The year-old roach and bream, measuring 5-10cm long, were bred at the EA’s national coarse fish farm before being transported and released into the river by fisheries officers.
It brings the total of fish stocked back into the Witham in the last year to around 74,000, plus approximately 1.5m larvae. Releasing high numbers of fish increases the chances that their populations will re-establish, as some will die naturally or be eaten by predators.
The restocking will help restore the river to its natural, healthy state following a devastating pollution last March, when ammonia badly affected the river and its ecosystems from Bardney to the Wash. The incident is thought to be the worst river pollution ever recorded in the county.
Darren Randall, fisheries officer at the Environment Agency, said: “A river can take years or even decades to recover from such a serious pollution incident – but we’re doing everything we can to help return it to its former glory as soon as possible.
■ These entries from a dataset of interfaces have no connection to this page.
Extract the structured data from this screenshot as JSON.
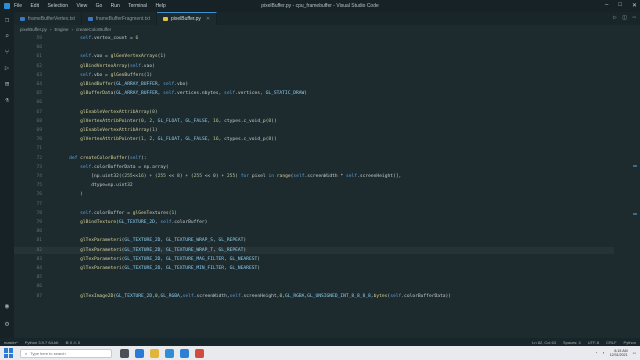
{
  "titlebar": {
    "menu": [
      "File",
      "Edit",
      "Selection",
      "View",
      "Go",
      "Run",
      "Terminal",
      "Help"
    ],
    "title": "pixelBuffer.py - cpu_framebuffer - Visual Studio Code"
  },
  "tabs": [
    {
      "label": "frameBufferVertex.txt",
      "active": false
    },
    {
      "label": "frameBufferFragment.txt",
      "active": false
    },
    {
      "label": "pixelBuffer.py",
      "active": true
    }
  ],
  "breadcrumb": [
    "pixelBuffer.py",
    "Engine",
    "createColorBuffer"
  ],
  "editor": {
    "lines": [
      {
        "n": "59",
        "t": "        self.vertex_count = 6"
      },
      {
        "n": "60",
        "t": ""
      },
      {
        "n": "61",
        "t": "        self.vao = glGenVertexArrays(1)"
      },
      {
        "n": "62",
        "t": "        glBindVertexArray(self.vao)"
      },
      {
        "n": "63",
        "t": "        self.vbo = glGenBuffers(1)"
      },
      {
        "n": "64",
        "t": "        glBindBuffer(GL_ARRAY_BUFFER, self.vbo)"
      },
      {
        "n": "65",
        "t": "        glBufferData(GL_ARRAY_BUFFER, self.vertices.nbytes, self.vertices, GL_STATIC_DRAW)"
      },
      {
        "n": "66",
        "t": ""
      },
      {
        "n": "67",
        "t": "        glEnableVertexAttribArray(0)"
      },
      {
        "n": "68",
        "t": "        glVertexAttribPointer(0, 2, GL_FLOAT, GL_FALSE, 16, ctypes.c_void_p(0))"
      },
      {
        "n": "69",
        "t": "        glEnableVertexAttribArray(1)"
      },
      {
        "n": "70",
        "t": "        glVertexAttribPointer(1, 2, GL_FLOAT, GL_FALSE, 16, ctypes.c_void_p(8))"
      },
      {
        "n": "71",
        "t": ""
      },
      {
        "n": "72",
        "t": "    def createColorBuffer(self):"
      },
      {
        "n": "73",
        "t": "        self.colorBufferData = np.array("
      },
      {
        "n": "74",
        "t": "            [np.uint32((255<<16) + (255 << 8) + (255 << 0) + 255) for pixel in range(self.screenWidth * self.screenHeight)],"
      },
      {
        "n": "75",
        "t": "            dtype=np.uint32"
      },
      {
        "n": "76",
        "t": "        )"
      },
      {
        "n": "77",
        "t": ""
      },
      {
        "n": "78",
        "t": "        self.colorBuffer = glGenTextures(1)"
      },
      {
        "n": "79",
        "t": "        glBindTexture(GL_TEXTURE_2D, self.colorBuffer)"
      },
      {
        "n": "80",
        "t": ""
      },
      {
        "n": "81",
        "t": "        glTexParameteri(GL_TEXTURE_2D, GL_TEXTURE_WRAP_S, GL_REPEAT)"
      },
      {
        "n": "82",
        "t": "        glTexParameteri(GL_TEXTURE_2D, GL_TEXTURE_WRAP_T, GL_REPEAT)"
      },
      {
        "n": "83",
        "t": "        glTexParameteri(GL_TEXTURE_2D, GL_TEXTURE_MAG_FILTER, GL_NEAREST)"
      },
      {
        "n": "84",
        "t": "        glTexParameteri(GL_TEXTURE_2D, GL_TEXTURE_MIN_FILTER, GL_NEAREST)"
      },
      {
        "n": "85",
        "t": ""
      },
      {
        "n": "86",
        "t": ""
      },
      {
        "n": "87",
        "t": "        glTexImage2D(GL_TEXTURE_2D,0,GL_RGBA,self.screenWidth,self.screenHeight,0,GL_RGBA,GL_UNSIGNED_INT_8_8_8_8,bytes(self.colorBufferData))"
      }
    ]
  },
  "statusbar": {
    "left": [
      "master*",
      "Python 3.9.7 64-bit",
      "⊗ 0  ⚠ 0"
    ],
    "right": [
      "Ln 82, Col 63",
      "Spaces: 4",
      "UTF-8",
      "CRLF",
      "Python"
    ]
  },
  "taskbar": {
    "search_placeholder": "Type here to search",
    "time": "8:15 AM",
    "date": "12/31/2021"
  },
  "colors": {
    "editor_bg": "#1e2b2e",
    "accent": "#3d8fd1"
  }
}
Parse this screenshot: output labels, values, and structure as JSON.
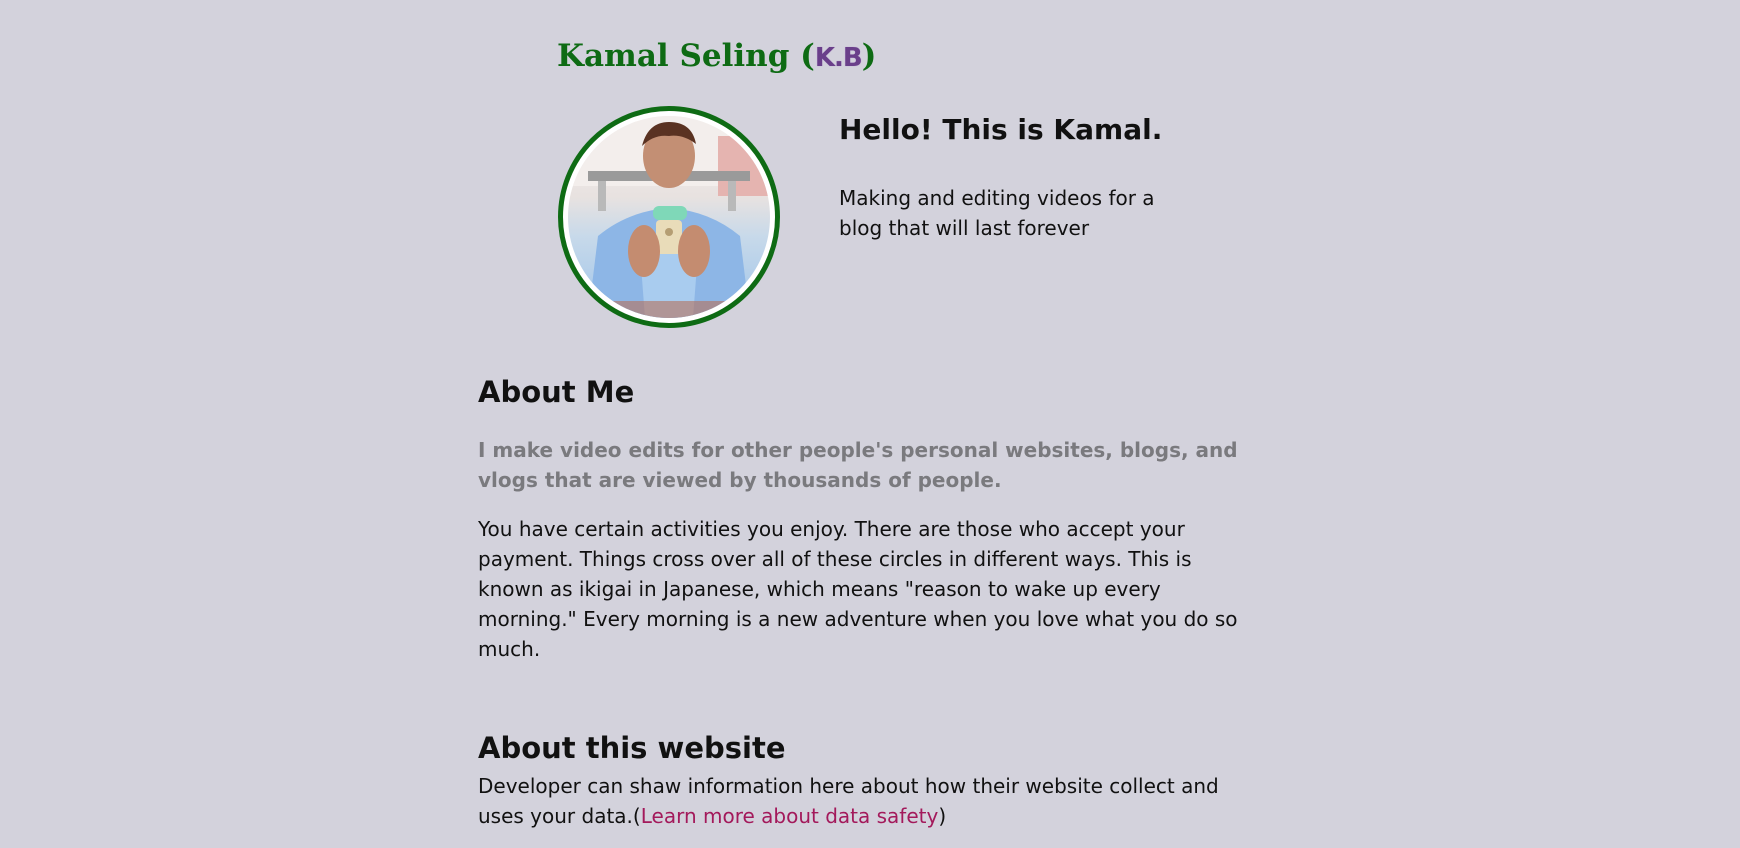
{
  "header": {
    "name": "Kamal Seling",
    "open_paren": "(",
    "badge": "K.B",
    "close_paren": ")"
  },
  "hero": {
    "avatar_alt": "profile photo",
    "greeting": "Hello! This is Kamal.",
    "tagline": "Making and editing videos for a blog that will last forever"
  },
  "about": {
    "heading": "About Me",
    "lead": "I make video edits for other people's personal websites, blogs, and vlogs that are viewed by thousands of people.",
    "body": "You have certain activities you enjoy. There are those who accept your payment. Things cross over all of these circles in different ways. This is known as ikigai in Japanese, which means \"reason to wake up every morning.\" Every morning is a new adventure when you love what you do so much."
  },
  "website": {
    "heading": "About this website",
    "text_before": "Developer can shaw information here about how their website collect and uses your data.(",
    "link_label": "Learn more about data safety",
    "text_after": ")"
  },
  "colors": {
    "background": "#d3d2dc",
    "accent_green": "#0e6b14",
    "link": "#a3195b",
    "muted": "#7a7a7e"
  }
}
“Reintroducing these fish will help restore the complex ecosystems and the natural balance of this precious river, although it will be a long process.”